The church can be traced back to Norman times but it was rebuilt in the fourteenth century. A foundation early in the twelfth century is indicated by its dedication to St Martin of Tours. The last major restoration was completed in 1865 and took 3 years to complete.
Among the interesting features is a magnificent perpendicular west window, a medieval tombstone in the chancel and a medieval piscine with a Tudor rose caved on the underside located below the squint.
In the fourteenth century the south aisle was built together with a priests room or parvis above the porch, plus the Lady Chapel. A recent window displays the arms of the town and those of the Perrots’ Trustees and the Gild of Freemen of Haverfordwest.
It has a well preserved medieval raised churchyard.
THE CHURCH OF ST THOMAS A BECKET
Situated near St Thomas Green it boasts a splendid 75foot tower. It contains many interesting monumental inscriptions including the 13th century coffin lid bearing testimony to a pilgrim who died almost eight hundred years ago either going to or returning from a pilgrimage to St David’s. Two pilgrimages to St David’s being equal to one to Rome.
ST DAVID’S CHURCH
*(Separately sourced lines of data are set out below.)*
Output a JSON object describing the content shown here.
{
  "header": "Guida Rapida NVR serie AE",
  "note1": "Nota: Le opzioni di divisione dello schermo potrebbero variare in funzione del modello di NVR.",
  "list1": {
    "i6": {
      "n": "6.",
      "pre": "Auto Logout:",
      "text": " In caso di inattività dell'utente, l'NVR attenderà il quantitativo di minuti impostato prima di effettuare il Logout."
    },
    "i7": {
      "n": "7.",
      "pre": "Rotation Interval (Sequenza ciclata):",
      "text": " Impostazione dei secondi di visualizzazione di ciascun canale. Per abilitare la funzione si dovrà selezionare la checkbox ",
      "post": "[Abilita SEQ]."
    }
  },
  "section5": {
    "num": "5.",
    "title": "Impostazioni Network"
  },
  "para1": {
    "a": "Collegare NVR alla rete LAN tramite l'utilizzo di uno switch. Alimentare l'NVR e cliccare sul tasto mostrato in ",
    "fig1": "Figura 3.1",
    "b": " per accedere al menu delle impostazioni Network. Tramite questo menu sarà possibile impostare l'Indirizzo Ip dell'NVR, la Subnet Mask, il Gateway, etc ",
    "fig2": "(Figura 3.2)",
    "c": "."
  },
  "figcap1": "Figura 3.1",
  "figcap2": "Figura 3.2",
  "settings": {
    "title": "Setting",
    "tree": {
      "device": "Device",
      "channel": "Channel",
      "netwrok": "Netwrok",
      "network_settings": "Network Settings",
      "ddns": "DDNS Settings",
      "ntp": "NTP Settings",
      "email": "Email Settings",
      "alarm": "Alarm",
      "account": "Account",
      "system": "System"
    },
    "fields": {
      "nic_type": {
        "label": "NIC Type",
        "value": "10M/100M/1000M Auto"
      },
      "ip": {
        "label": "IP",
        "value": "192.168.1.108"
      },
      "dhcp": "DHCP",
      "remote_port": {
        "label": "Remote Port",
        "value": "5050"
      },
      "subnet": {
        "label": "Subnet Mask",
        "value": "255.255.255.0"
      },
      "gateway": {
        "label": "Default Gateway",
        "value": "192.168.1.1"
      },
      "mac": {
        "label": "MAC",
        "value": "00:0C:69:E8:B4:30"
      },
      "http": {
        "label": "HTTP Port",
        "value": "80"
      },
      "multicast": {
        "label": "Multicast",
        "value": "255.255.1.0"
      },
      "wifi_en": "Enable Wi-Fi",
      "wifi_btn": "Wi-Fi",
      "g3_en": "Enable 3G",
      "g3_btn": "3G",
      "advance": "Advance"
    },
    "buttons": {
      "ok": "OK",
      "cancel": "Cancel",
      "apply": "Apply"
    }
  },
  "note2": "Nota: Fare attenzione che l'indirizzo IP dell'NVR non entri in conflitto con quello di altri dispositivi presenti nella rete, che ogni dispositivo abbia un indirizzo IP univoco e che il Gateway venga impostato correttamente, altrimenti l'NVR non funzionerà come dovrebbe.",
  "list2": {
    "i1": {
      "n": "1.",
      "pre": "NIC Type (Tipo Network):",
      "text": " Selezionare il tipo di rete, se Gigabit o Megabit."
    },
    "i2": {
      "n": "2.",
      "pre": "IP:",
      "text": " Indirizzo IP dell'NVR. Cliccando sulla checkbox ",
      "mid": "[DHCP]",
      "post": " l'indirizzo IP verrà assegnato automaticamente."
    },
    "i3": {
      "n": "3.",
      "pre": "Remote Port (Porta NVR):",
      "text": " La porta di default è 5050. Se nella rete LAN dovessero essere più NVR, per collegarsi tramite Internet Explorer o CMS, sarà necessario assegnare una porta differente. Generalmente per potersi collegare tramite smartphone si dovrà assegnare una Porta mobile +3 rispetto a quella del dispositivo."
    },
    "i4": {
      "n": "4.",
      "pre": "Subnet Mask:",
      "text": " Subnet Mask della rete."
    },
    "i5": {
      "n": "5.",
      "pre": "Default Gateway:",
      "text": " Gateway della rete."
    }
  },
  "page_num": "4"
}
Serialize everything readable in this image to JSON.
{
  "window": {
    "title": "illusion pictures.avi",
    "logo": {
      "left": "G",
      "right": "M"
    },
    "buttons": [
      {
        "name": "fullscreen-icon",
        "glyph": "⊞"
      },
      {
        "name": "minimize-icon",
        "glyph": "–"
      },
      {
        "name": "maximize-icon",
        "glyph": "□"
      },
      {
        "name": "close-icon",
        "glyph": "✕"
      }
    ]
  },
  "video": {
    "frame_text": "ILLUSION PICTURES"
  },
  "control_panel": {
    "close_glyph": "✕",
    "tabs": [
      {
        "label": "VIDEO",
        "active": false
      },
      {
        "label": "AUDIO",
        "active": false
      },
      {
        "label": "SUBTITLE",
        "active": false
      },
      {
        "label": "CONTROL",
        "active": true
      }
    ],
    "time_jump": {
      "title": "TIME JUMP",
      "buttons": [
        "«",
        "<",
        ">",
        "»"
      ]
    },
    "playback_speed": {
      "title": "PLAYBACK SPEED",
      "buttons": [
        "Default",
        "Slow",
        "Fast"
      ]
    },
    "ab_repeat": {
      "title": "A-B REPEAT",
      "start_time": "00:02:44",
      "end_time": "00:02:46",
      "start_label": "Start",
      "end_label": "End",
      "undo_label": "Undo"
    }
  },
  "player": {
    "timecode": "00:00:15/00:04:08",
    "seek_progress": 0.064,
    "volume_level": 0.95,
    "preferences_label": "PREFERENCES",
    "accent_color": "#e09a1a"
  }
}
Dedicated to the patron saint St David, it is situated in charming surrounds in Prendergast. It has a long tradition and Howell Davies, the Methodist leader known as “the Apostle of Pembrokeshire”, is buried here.
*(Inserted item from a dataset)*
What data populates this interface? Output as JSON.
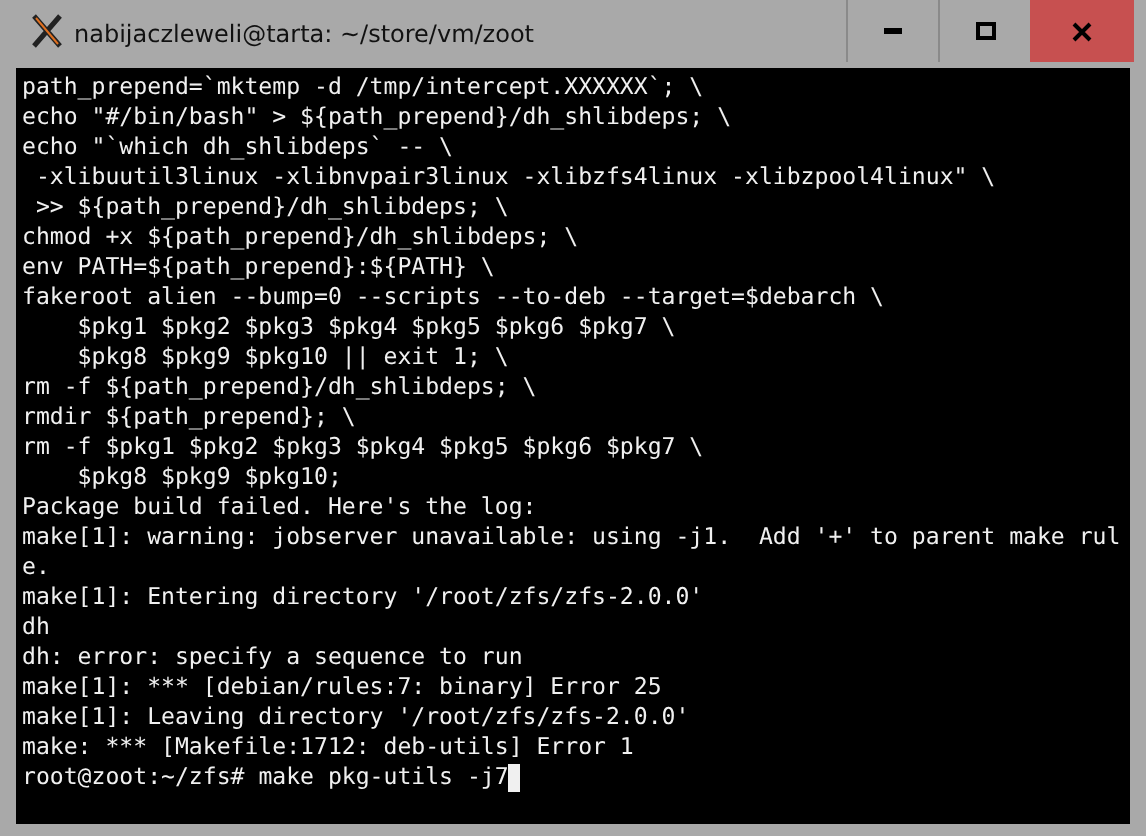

ALBANY CONGREGATIONAL CHURCH
Located in Hill Street and now of the United Reform/Methodist persuasion it was originally the Green Meeting House where non conformists met as early as 1638.
TABERNACLE CONGREGATIONAL CHURCH
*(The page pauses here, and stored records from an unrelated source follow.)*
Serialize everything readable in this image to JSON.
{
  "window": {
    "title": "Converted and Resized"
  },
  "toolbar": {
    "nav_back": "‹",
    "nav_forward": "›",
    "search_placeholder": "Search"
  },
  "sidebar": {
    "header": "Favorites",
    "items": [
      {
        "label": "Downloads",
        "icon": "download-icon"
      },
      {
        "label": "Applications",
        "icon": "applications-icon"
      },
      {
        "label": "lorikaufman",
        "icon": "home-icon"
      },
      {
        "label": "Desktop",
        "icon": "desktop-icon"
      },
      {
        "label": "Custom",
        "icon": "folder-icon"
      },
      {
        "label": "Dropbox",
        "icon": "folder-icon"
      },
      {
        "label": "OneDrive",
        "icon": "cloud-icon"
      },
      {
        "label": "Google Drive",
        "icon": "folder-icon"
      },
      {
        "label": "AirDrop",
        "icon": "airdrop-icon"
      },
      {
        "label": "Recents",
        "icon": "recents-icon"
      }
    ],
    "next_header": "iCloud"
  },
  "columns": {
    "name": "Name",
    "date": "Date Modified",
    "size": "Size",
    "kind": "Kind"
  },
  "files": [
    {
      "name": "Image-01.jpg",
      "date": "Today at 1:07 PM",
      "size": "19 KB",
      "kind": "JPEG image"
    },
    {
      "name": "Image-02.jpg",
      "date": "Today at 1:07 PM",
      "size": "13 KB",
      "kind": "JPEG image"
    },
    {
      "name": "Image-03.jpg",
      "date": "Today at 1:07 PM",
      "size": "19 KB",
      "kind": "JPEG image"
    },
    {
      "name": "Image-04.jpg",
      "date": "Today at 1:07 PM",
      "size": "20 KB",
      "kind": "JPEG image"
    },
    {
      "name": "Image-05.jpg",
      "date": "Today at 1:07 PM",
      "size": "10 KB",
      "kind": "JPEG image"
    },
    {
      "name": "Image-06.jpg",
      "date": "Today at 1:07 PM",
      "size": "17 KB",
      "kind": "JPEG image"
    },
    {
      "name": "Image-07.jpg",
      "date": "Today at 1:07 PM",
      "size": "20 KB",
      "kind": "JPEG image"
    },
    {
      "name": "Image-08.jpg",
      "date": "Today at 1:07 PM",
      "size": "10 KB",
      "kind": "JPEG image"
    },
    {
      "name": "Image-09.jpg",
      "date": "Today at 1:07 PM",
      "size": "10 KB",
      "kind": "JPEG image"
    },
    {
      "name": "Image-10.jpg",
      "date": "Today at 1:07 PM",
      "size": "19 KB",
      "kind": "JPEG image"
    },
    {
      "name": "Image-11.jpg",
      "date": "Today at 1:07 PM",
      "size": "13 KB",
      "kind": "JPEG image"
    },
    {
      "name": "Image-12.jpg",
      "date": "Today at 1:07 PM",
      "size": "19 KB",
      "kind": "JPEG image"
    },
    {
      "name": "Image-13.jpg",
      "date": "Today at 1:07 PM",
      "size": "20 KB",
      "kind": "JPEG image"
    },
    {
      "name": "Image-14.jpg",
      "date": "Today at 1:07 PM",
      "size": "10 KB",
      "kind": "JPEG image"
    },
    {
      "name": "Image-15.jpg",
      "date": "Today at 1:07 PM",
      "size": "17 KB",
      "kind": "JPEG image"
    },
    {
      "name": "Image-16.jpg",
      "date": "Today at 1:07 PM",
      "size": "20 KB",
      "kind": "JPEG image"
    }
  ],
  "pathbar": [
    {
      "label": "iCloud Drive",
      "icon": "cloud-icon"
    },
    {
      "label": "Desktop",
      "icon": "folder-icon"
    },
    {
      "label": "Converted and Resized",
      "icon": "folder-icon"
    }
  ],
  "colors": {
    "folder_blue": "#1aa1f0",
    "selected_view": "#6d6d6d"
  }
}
Rebuilt in 1874 in Roman basilica style, it was established in 1774 and is situated at the bottom of City Road.
ST DAVID AND ST PATRICK
Built in 1872 to serve the needs of an increasing Catholic population it is located in Dew Street.
BETHESDA BAPTIST CHURCH
One of the finest chapel buildings in Wales located at the foot of Barn Street. It can seat 900 people, was built in 1789 and enlarged in 1816.In 1878 it was rebuilt in “Welsh Romanesque “ style by George Morgan of Carmarthen at a cost of £2,199.00
ST MARY’S CHURCH
Believed to be built on the remains of a Norman structure it is a splendid specimen of the decorated architecture. Among its most interesting features are early arches, a Tudor oak panelled roof and medieval carvings. The roof’s corbels are representations of men’s head on one side and women’s on the other and the panelled roof is considered one of the finest in the country.
It contains some of the oldest brass in Pembrokeshire from the mid 17th century. It also features registers dating back to 1590 and a two-seater pew made for the mayor and sheriff, has an elaborately carved 14th century bend end. A brass names the mayor of 1642. The church became a prison briefly in 1797 to house French soldiers who had surrendered after an abortive landing near Fishguard.
OTHER RELIGIOUS BUILDINGS
• Cavalry Pentecostal Church established 1973 located in Portfield.
• Ebenezer built 1817, enlarged 1844 and 1886 located in Perrot’s Road.
• Hill Park Baptist Church built 1857 renovated 1891 located at the bottom of Prendergast hill.
• Wesleyan Chapel erected on the site of the Wesleyan Room at the opening of which John Wesley preached. Now no longer in religious use.
• The Quakers Meeting House was at the bottom of High Street but relocated to the New Quay beyond the Bristol Trader when the Shire Hall was built in 1835.
• The Moravians had a chapel on St Thomas Green until it was demolished to provide a site for the Moravian Court housing in 1961.